**Task description**. Below are records. Return each one exactly as written.

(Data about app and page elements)
⟨

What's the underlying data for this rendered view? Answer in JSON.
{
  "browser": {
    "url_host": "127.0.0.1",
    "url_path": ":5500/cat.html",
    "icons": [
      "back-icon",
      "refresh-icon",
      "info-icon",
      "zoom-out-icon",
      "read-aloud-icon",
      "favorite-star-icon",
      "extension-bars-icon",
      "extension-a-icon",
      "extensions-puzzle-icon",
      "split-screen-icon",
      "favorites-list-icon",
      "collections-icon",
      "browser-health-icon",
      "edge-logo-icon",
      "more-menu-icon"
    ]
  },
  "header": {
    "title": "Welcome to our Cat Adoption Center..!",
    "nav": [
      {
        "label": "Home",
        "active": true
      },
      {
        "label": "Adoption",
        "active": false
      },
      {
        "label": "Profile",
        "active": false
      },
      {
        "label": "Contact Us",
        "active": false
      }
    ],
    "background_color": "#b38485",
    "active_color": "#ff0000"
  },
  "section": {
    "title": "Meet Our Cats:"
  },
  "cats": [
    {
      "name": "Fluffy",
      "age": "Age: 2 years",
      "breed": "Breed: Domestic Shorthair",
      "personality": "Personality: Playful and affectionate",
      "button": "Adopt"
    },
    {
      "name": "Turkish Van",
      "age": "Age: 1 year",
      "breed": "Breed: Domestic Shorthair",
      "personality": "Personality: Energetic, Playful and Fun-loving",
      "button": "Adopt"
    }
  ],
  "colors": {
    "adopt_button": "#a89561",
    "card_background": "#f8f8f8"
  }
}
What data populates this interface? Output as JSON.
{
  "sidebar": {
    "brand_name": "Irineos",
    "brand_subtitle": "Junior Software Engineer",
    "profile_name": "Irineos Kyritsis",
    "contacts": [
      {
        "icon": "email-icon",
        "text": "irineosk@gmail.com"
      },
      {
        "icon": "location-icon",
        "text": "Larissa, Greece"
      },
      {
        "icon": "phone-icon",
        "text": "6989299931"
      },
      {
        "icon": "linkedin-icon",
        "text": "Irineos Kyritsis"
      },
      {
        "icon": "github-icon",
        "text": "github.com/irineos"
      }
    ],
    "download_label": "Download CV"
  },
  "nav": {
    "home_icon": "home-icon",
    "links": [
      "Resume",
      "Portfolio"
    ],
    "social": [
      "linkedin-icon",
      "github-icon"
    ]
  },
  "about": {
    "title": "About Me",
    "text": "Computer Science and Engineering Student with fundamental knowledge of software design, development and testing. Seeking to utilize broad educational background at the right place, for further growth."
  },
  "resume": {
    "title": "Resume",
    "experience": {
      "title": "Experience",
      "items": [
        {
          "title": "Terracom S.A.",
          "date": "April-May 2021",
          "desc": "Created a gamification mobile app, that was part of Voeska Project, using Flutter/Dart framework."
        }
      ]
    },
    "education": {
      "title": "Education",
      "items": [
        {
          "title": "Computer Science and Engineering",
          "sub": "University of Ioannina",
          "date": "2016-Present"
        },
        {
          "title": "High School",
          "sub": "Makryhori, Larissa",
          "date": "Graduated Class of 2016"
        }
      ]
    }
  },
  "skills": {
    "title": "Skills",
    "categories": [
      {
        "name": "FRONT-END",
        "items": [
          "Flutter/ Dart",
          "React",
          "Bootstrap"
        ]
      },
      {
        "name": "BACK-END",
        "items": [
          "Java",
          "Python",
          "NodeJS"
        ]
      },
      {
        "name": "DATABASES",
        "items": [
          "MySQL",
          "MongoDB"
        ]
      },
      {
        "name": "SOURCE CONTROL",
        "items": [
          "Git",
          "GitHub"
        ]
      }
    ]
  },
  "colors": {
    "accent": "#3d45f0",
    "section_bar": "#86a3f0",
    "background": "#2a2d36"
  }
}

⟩

**Response box**.
What's the underlying data for this rendered view? Answer in JSON.
{
  "browser": {
    "url_host": "127.0.0.1",
    "url_path": ":5500/cat.html",
    "icons": [
      "back-icon",
      "refresh-icon",
      "info-icon",
      "zoom-out-icon",
      "read-aloud-icon",
      "favorite-star-icon",
      "extension-bars-icon",
      "extension-a-icon",
      "extensions-puzzle-icon",
      "split-screen-icon",
      "favorites-list-icon",
      "collections-icon",
      "browser-health-icon",
      "edge-logo-icon",
      "more-menu-icon"
    ]
  },
  "header": {
    "title": "Welcome to our Cat Adoption Center..!",
    "nav": [
      {
        "label": "Home",
        "active": true
      },
      {
        "label": "Adoption",
        "active": false
      },
      {
        "label": "Profile",
        "active": false
      },
      {
        "label": "Contact Us",
        "active": false
      }
    ],
    "background_color": "#b38485",
    "active_color": "#ff0000"
  },
  "section": {
    "title": "Meet Our Cats:"
  },
  "cats": [
    {
      "name": "Fluffy",
      "age": "Age: 2 years",
      "breed": "Breed: Domestic Shorthair",
      "personality": "Personality: Playful and affectionate",
      "button": "Adopt"
    },
    {
      "name": "Turkish Van",
      "age": "Age: 1 year",
      "breed": "Breed: Domestic Shorthair",
      "personality": "Personality: Energetic, Playful and Fun-loving",
      "button": "Adopt"
    }
  ],
  "colors": {
    "adopt_button": "#a89561",
    "card_background": "#f8f8f8"
  }
}
What data populates this interface? Output as JSON.
{
  "sidebar": {
    "brand_name": "Irineos",
    "brand_subtitle": "Junior Software Engineer",
    "profile_name": "Irineos Kyritsis",
    "contacts": [
      {
        "icon": "email-icon",
        "text": "irineosk@gmail.com"
      },
      {
        "icon": "location-icon",
        "text": "Larissa, Greece"
      },
      {
        "icon": "phone-icon",
        "text": "6989299931"
      },
      {
        "icon": "linkedin-icon",
        "text": "Irineos Kyritsis"
      },
      {
        "icon": "github-icon",
        "text": "github.com/irineos"
      }
    ],
    "download_label": "Download CV"
  },
  "nav": {
    "home_icon": "home-icon",
    "links": [
      "Resume",
      "Portfolio"
    ],
    "social": [
      "linkedin-icon",
      "github-icon"
    ]
  },
  "about": {
    "title": "About Me",
    "text": "Computer Science and Engineering Student with fundamental knowledge of software design, development and testing. Seeking to utilize broad educational background at the right place, for further growth."
  },
  "resume": {
    "title": "Resume",
    "experience": {
      "title": "Experience",
      "items": [
        {
          "title": "Terracom S.A.",
          "date": "April-May 2021",
          "desc": "Created a gamification mobile app, that was part of Voeska Project, using Flutter/Dart framework."
        }
      ]
    },
    "education": {
      "title": "Education",
      "items": [
        {
          "title": "Computer Science and Engineering",
          "sub": "University of Ioannina",
          "date": "2016-Present"
        },
        {
          "title": "High School",
          "sub": "Makryhori, Larissa",
          "date": "Graduated Class of 2016"
        }
      ]
    }
  },
  "skills": {
    "title": "Skills",
    "categories": [
      {
        "name": "FRONT-END",
        "items": [
          "Flutter/ Dart",
          "React",
          "Bootstrap"
        ]
      },
      {
        "name": "BACK-END",
        "items": [
          "Java",
          "Python",
          "NodeJS"
        ]
      },
      {
        "name": "DATABASES",
        "items": [
          "MySQL",
          "MongoDB"
        ]
      },
      {
        "name": "SOURCE CONTROL",
        "items": [
          "Git",
          "GitHub"
        ]
      }
    ]
  },
  "colors": {
    "accent": "#3d45f0",
    "section_bar": "#86a3f0",
    "background": "#2a2d36"
  }
}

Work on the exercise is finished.